Estate taxes are costly. New York estate planning attorneys are often consulted for their expertise on how to limit estate taxes when people wish to transfer their wealth to their next of kin. In appropriate cases, this expertise may lead an estate lawyer to suggest the creation of a Family Limited Partnership.
Family limited partnerships exhibit many of the same characteristics of regular limited partnerships. For one, the control of the family limited partnership rests in the hands of one or more general partners. In the case of a family limited partnership, the general partners are typically the elders who possess the bulk of the personal assets: most often mothers and fathers, or sometimes grandparents. The family limited partnership also typically has a number of limited partners: the children or grandchildren of the general partners. The key difference between the general partners and the limited partners is control of the assets invested in the family limited partnership. General partners enjoy their proportional share of the assets plus control over how the assets are used, while limited partners only enjoy their proportional share of the assets without any control over how the assets are used.
In an estate planning context, the creation of a family limited partnership can be quite advantageous in terms of the tax burdens of the partners. Imagine a father and son scenario in which there are no other family members, such as a wife or sister. If the father wishes to transfer his assets to his son, the exchange would be subject to a gift tax. Essentially, the Internal Revenue Service wants to tax the son's newfound income.
By contrast, imagine the same scenario in a family limited partnership context wherein the father is the general partner and the son is the limited partner. If a family limited partnership is properly established, the father can establish for the son a percentage interest in the value of the partnership. As a limited partner, the son cannot cash in on his interest until the controlling general partner, his father, orders a distribution of the assets.
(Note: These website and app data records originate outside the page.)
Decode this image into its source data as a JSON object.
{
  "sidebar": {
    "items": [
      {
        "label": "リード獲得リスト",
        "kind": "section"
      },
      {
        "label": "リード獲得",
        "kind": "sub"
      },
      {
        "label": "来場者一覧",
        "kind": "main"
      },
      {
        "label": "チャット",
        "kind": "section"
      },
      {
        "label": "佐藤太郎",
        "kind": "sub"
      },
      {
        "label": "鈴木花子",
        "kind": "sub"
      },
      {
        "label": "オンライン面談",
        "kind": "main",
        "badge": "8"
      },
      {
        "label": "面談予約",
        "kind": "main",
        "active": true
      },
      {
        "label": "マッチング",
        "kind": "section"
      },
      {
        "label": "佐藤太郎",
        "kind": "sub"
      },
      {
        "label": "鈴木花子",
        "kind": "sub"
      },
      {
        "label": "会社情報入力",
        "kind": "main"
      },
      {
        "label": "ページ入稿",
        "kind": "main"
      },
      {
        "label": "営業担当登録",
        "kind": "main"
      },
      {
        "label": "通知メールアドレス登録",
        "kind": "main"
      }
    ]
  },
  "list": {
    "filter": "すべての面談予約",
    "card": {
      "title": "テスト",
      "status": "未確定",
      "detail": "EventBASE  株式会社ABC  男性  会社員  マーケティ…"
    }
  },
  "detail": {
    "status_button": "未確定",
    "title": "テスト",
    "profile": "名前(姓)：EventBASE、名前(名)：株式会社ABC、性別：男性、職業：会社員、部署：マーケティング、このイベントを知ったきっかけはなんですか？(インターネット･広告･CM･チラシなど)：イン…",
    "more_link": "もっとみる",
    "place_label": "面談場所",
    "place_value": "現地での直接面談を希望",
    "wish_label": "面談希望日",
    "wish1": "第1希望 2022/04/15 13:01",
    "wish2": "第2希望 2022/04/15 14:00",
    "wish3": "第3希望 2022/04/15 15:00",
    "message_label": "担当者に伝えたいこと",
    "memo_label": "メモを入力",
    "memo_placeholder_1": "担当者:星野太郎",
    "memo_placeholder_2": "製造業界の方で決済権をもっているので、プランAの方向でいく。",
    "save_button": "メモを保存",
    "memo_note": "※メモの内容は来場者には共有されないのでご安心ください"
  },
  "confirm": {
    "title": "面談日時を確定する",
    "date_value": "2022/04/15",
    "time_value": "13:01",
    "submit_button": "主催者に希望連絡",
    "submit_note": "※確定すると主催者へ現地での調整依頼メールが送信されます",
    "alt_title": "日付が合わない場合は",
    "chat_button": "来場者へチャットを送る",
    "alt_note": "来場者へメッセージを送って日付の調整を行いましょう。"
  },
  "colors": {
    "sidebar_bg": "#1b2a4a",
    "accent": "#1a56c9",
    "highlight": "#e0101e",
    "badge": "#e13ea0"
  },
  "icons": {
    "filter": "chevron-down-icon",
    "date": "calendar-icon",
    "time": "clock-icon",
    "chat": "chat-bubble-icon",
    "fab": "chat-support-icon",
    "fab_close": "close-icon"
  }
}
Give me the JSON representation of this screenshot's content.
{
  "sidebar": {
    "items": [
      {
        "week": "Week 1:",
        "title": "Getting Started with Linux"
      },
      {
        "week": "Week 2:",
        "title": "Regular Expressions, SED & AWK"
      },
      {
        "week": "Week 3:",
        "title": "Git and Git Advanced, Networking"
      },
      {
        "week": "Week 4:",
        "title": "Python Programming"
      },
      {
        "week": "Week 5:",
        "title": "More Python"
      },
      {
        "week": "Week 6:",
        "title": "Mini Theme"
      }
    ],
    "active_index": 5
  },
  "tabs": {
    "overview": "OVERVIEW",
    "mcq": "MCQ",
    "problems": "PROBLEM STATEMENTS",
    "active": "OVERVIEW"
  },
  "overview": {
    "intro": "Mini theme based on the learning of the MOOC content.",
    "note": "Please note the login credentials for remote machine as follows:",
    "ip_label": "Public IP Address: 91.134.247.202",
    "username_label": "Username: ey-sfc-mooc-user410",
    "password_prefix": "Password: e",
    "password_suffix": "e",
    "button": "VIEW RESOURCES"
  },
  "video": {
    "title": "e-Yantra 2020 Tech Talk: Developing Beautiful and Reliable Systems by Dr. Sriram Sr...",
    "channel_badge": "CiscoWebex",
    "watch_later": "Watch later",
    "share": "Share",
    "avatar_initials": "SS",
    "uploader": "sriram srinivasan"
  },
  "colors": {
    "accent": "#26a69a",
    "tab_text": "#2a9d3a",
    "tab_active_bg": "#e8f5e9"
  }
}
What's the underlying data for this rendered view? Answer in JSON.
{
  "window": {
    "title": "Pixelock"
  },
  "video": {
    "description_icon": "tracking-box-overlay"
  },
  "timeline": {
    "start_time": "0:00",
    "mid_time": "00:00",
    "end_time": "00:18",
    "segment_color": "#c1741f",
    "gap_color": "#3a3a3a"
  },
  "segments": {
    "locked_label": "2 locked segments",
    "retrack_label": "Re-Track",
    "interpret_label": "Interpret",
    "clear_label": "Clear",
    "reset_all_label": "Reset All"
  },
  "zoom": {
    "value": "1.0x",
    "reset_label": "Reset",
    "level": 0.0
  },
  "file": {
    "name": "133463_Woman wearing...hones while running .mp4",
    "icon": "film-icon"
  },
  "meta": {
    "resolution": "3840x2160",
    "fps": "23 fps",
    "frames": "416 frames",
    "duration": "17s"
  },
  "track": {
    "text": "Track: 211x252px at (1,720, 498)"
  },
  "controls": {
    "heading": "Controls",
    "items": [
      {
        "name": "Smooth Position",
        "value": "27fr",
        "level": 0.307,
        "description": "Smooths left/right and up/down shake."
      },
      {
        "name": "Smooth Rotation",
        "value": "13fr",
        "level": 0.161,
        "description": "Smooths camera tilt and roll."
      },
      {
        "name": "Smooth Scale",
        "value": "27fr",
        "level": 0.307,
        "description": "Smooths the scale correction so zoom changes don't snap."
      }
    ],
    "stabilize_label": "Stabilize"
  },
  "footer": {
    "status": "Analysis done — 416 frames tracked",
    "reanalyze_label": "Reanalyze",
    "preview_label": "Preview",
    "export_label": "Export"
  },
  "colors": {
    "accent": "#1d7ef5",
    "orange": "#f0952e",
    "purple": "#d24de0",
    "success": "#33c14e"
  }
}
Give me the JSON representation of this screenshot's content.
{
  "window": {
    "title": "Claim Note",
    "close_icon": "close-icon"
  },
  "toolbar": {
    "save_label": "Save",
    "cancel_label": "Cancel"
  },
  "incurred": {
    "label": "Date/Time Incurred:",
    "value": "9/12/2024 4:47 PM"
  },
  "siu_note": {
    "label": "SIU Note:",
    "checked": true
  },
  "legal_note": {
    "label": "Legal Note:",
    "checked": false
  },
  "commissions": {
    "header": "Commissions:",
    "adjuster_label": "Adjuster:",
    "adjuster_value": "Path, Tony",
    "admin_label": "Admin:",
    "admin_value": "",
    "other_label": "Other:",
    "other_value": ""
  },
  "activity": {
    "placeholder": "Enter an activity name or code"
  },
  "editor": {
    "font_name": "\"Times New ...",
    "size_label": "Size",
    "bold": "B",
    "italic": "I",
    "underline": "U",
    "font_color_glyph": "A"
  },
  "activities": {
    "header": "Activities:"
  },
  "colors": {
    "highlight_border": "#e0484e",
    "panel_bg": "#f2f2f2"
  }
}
Because the possessor of a non-controlling interest in a partnership cannot liquidate his interest for personal use, the interest has no fair market value. Thus, the Internal Revenue Service cannot tax the limited partner's interest.
The key advantage of the family limited partnership occurs at the death of the general partner. The entity's formation and governing papers can provide for the assets of the entity to pass to the limited partner in the event of the general partner's death. In this way, the father, at his death, has achieved what amounts to a gift in the amount of the assets tied up within the partnership entity.
A word of caution: family limited partnerships cannot be established for the sole purpose of devising assets to one's heirs. The entity must still operate as if it is a business. Business revenues and costs must flow through the entity, and the general partners must generally pay themselves salaries from the assets tied up in the entity. Purchases must be made through the entity for legitimate business purposes, or in furtherance of another business entity. For this reason, most family limited partnerships are "holding companies" for assets accumulated in other business ventures.
An experienced New York estate planning attorney can help you evaluate whether your estate plan may benefit from the creation of a family limited partnership. Your attorney can best explain the risks and rewards of such creation in light of federal law and of the laws of your jurisdiction.